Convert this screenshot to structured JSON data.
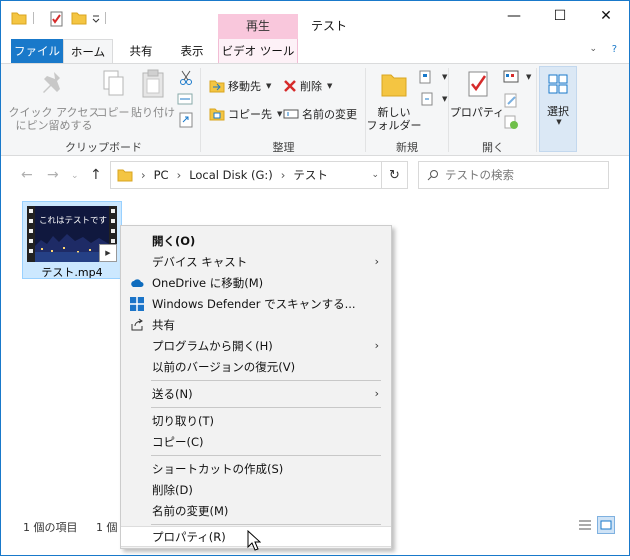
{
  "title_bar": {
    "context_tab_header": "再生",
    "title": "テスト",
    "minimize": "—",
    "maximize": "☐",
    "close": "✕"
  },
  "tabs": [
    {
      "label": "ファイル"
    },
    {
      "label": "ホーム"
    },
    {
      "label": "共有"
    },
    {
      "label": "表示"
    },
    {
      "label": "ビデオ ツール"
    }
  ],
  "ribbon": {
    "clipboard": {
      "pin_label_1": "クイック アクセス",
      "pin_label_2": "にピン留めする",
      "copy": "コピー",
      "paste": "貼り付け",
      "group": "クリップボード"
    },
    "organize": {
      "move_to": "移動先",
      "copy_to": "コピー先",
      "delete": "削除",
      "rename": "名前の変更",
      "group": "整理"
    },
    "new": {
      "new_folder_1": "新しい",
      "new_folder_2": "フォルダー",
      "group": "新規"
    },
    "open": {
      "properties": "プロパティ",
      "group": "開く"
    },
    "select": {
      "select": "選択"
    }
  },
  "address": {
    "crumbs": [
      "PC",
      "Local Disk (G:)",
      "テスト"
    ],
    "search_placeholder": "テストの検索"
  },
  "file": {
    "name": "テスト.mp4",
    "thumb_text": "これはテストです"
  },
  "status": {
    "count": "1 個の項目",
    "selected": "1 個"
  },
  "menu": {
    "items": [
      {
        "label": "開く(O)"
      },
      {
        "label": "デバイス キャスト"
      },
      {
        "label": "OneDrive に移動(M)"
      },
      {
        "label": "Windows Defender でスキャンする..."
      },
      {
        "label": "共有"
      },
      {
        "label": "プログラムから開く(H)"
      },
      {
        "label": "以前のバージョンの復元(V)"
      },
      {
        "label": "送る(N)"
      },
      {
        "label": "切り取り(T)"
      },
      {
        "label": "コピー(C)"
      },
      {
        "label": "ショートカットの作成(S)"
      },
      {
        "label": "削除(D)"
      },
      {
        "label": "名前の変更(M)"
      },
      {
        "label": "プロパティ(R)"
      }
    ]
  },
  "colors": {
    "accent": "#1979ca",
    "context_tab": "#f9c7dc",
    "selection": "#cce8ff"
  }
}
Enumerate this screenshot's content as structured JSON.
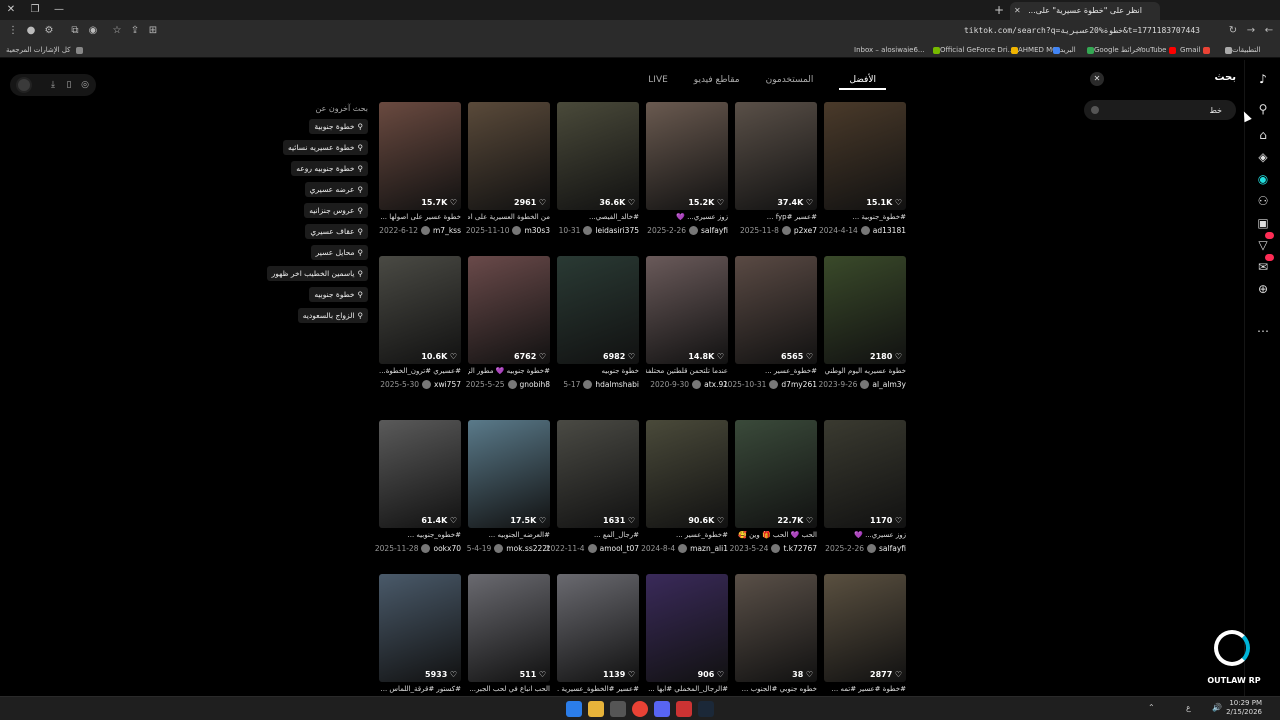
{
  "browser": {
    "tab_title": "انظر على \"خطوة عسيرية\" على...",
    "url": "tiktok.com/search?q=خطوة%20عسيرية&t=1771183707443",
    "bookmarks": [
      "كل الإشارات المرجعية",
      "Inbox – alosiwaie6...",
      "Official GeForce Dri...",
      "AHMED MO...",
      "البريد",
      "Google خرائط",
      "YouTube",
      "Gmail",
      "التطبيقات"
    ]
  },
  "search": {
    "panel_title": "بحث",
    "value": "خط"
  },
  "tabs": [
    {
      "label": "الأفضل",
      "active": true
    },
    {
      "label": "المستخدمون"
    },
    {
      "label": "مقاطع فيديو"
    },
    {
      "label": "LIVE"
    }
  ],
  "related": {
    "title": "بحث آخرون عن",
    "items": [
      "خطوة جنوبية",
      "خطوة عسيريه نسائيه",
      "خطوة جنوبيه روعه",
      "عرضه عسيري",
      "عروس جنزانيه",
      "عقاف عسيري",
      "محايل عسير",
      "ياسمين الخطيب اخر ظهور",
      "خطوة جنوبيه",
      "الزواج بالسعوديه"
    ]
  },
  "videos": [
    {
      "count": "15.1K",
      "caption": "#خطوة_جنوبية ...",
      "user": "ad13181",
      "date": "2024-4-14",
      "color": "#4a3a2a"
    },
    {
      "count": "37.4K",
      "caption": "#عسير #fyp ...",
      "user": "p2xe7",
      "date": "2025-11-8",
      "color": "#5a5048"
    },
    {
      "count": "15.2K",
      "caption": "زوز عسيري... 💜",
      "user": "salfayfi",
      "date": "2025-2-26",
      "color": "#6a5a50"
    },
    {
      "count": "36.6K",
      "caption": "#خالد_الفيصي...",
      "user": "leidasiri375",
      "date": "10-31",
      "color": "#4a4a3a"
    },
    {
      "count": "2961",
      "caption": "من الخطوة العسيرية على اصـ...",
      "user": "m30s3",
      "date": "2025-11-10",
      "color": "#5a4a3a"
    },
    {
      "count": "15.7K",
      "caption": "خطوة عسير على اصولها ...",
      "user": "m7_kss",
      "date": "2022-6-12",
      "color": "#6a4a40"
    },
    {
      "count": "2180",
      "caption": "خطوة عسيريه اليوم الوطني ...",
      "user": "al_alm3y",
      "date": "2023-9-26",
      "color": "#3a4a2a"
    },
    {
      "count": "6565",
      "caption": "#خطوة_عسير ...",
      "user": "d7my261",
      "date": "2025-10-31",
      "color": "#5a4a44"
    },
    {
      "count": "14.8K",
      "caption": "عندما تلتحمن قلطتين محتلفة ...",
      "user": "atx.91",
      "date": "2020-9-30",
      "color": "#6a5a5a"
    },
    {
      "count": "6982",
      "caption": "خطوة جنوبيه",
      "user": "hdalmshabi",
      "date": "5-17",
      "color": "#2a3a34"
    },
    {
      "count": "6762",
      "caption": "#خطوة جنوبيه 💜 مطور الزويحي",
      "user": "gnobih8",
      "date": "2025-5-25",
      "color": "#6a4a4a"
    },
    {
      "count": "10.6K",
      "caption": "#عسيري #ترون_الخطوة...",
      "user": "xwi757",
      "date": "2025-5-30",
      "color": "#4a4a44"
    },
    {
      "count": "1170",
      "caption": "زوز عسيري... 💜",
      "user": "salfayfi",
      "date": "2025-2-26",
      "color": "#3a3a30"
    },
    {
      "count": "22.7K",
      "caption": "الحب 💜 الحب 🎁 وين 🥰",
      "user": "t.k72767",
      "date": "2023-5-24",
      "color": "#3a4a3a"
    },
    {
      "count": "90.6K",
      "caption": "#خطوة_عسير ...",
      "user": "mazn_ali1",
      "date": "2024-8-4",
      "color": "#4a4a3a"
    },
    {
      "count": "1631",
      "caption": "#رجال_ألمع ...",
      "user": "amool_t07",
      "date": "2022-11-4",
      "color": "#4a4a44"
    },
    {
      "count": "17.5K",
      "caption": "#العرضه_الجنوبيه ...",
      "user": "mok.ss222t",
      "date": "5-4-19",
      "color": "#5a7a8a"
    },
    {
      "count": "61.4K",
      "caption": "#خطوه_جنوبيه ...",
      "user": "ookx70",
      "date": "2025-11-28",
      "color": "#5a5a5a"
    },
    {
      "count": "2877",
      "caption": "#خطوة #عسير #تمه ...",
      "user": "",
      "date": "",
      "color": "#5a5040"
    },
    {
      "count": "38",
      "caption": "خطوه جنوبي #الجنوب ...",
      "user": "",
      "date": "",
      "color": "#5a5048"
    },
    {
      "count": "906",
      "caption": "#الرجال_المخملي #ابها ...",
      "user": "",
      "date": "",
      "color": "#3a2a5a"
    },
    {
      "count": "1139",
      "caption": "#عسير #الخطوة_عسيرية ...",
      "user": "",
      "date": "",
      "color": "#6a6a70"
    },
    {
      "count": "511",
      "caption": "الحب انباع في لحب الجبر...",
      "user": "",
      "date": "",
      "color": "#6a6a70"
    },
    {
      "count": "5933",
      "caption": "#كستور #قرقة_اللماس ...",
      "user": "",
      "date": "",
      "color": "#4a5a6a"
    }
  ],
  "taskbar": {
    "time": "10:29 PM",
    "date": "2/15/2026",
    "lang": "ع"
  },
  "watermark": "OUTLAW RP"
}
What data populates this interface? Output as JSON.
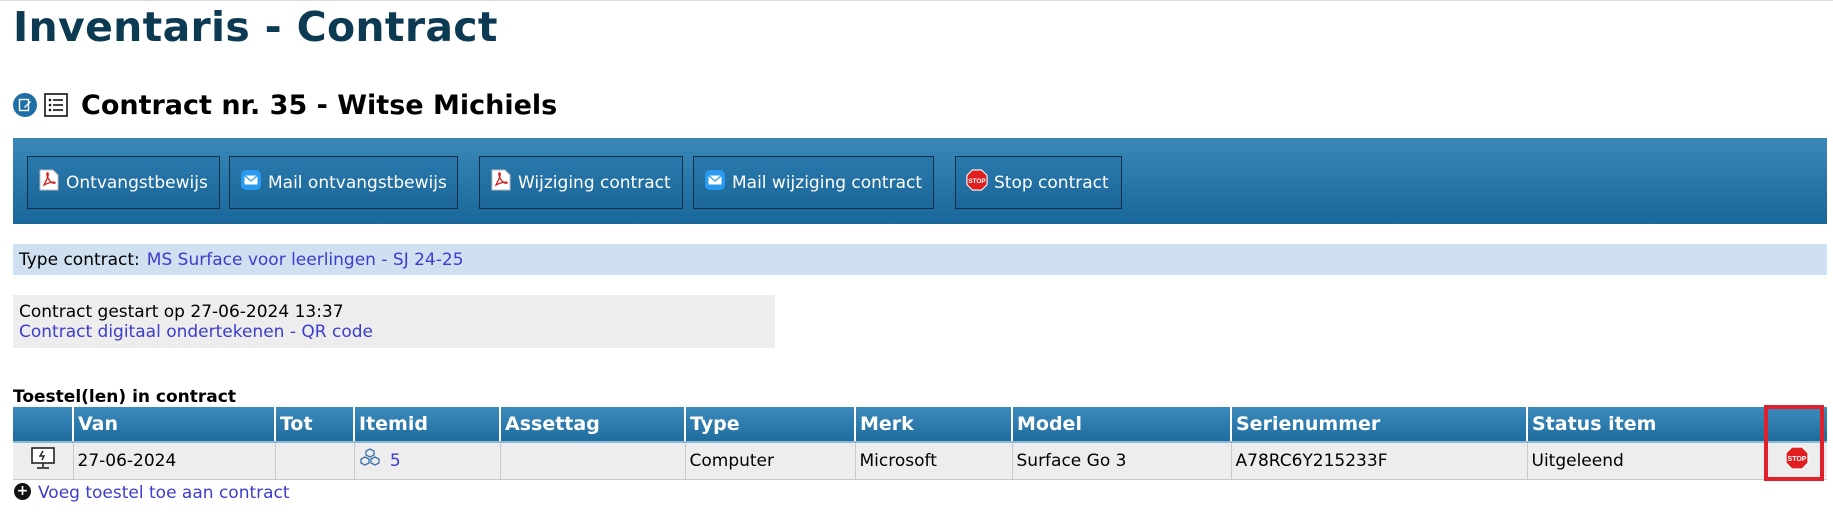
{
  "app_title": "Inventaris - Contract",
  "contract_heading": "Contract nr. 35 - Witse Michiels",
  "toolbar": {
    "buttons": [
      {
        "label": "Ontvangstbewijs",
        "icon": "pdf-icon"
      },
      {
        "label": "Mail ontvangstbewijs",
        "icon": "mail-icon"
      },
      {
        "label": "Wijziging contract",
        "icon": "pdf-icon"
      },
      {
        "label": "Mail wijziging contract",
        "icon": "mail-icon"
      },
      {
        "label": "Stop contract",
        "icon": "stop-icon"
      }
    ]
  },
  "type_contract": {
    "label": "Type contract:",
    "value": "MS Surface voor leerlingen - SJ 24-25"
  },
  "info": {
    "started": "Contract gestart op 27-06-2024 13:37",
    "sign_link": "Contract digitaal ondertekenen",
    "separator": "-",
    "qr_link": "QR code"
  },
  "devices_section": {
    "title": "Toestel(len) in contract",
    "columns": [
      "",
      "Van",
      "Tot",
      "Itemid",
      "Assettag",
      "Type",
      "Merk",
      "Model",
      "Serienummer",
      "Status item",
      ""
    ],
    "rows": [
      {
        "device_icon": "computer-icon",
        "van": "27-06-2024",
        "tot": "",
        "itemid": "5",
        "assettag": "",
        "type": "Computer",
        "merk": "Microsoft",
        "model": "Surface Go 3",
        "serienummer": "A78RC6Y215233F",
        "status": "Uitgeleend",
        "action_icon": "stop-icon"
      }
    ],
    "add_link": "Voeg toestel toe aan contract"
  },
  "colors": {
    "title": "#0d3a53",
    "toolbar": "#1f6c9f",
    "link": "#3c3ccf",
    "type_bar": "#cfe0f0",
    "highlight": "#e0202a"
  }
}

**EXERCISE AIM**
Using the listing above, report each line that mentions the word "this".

**SOLVED PROBLEM**
Convert this screenshot to structured JSON data.
Enumerate this screenshot's content as structured JSON.
What data populates this interface? Output as JSON.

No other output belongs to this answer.